EDIT (to clarify my question): I think some of the answers here are accounting for light travel time and telling me what I'd actually see on Earth's clock, so I've edited my first paragraph to clarify. I don't think this clarification changes the meaning of this question, but it might.
Summary: if I accelerate to $0.8 c$ in 1 second, how much time passes for observers in my starting inertial reference frame?
This seems like a simple question that has probably been answered, but I couldn't find a simple answer for what appears to be a simple question:
- I start 8 light years from Earth, at rest with respect to Earth, and observe Earth's time is t=0. Of course, technically, I'm seeing Earth the way it was 8 years ago (t=-8), but I know I'm 8 light years away from Earth, so automatically add 8 years to the time I see.
I make this assumption throughout the question. In other words, when I say "Earth's clock time", I mean: "the time I'm seeing on Earth's clock right now plus my distance from Earth in light travel time".
I believe this is the norm in relativity questions, but could be wrong about that.
Keeping an eye on Earth's clock, I accelerate to $0.8 c$ in 1 second. Because I'm accelerating, I know Earth's clock will go faster than mine. The question is: how much faster, and where will it end up after I've finished my one second of acceleration to $0.8 c$?

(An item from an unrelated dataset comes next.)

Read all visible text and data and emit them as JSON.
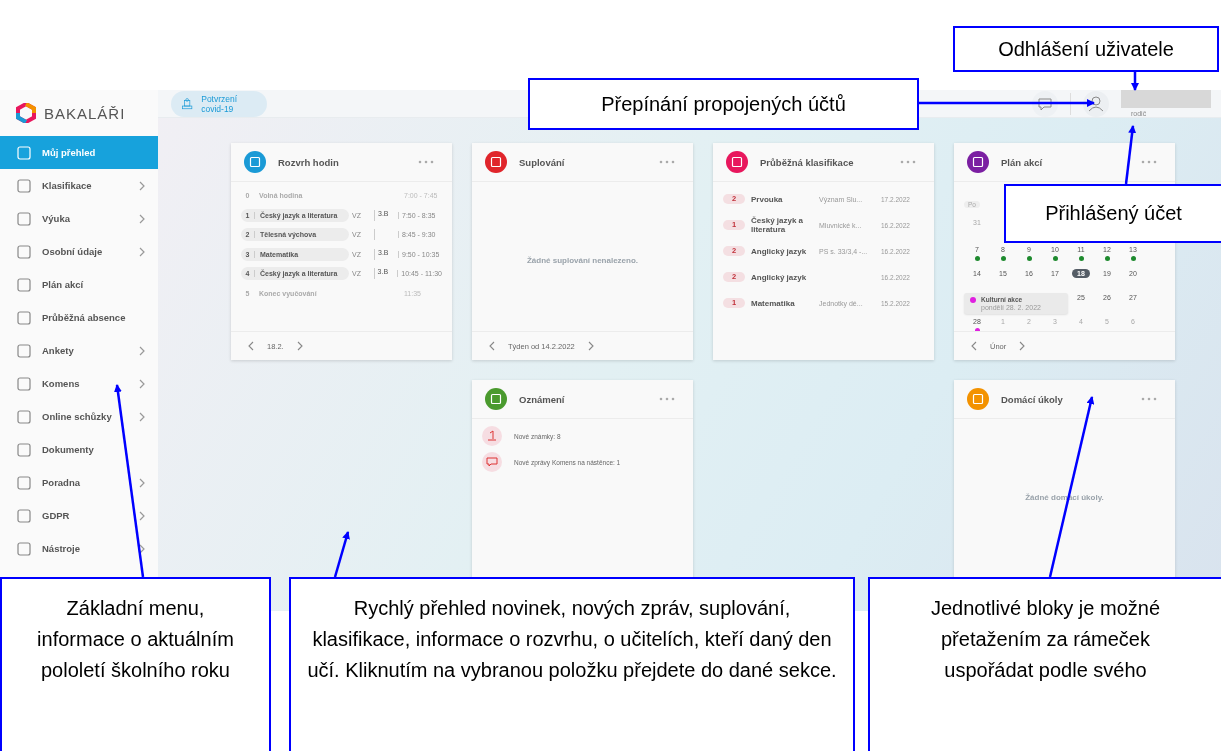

At $0.8 c$ the distance to Earth is now 4.8 light years (minus the little bit I traveled during acceleration). Earth's clock now runs slower than mine by time dilation. So, when 6 of my years have passed, fewer than 6 years have passed on Earth's clock.
As I get close to Earth, I "decelerate" to the Earth's reference frame so that I will be at rest when I actually arrive at Earth. Of course, deceleration is just acceleration in a different direction, so, once again, Earth's clocks run faster than mine.
And, once again, the question is: in that 1 second of deceleration, how much time elapsed on Earth's clocks?
What vexes me about this problem:
In the 6 years I was traveling at $0.8 c$, Earth's clocks ticked off only 3.6 years by time dilation.
By the time I arrive at Earth, Earth's clocks must have ticked off 10 years, since they say me traveling at 0.8c for (most of the) 8 light years.
The only way I can reconcile these numbers (10 years minus 3.6 years, or 6.4 years) is that my 1 second of acceleration and deceleration each took 3.2 Earth years (about 10^8 seconds).
This seems high, and I can't get the numbers/formulas to yield this, but...
On the other hand, it seems somewhat reasonable that the amount of time that passes depends only on my final velocity ($0.8 c$) and not how fast I reached that velocity.
Note that I don't think there's a simultaneity issue here, since I start and end in Earth's reference frame.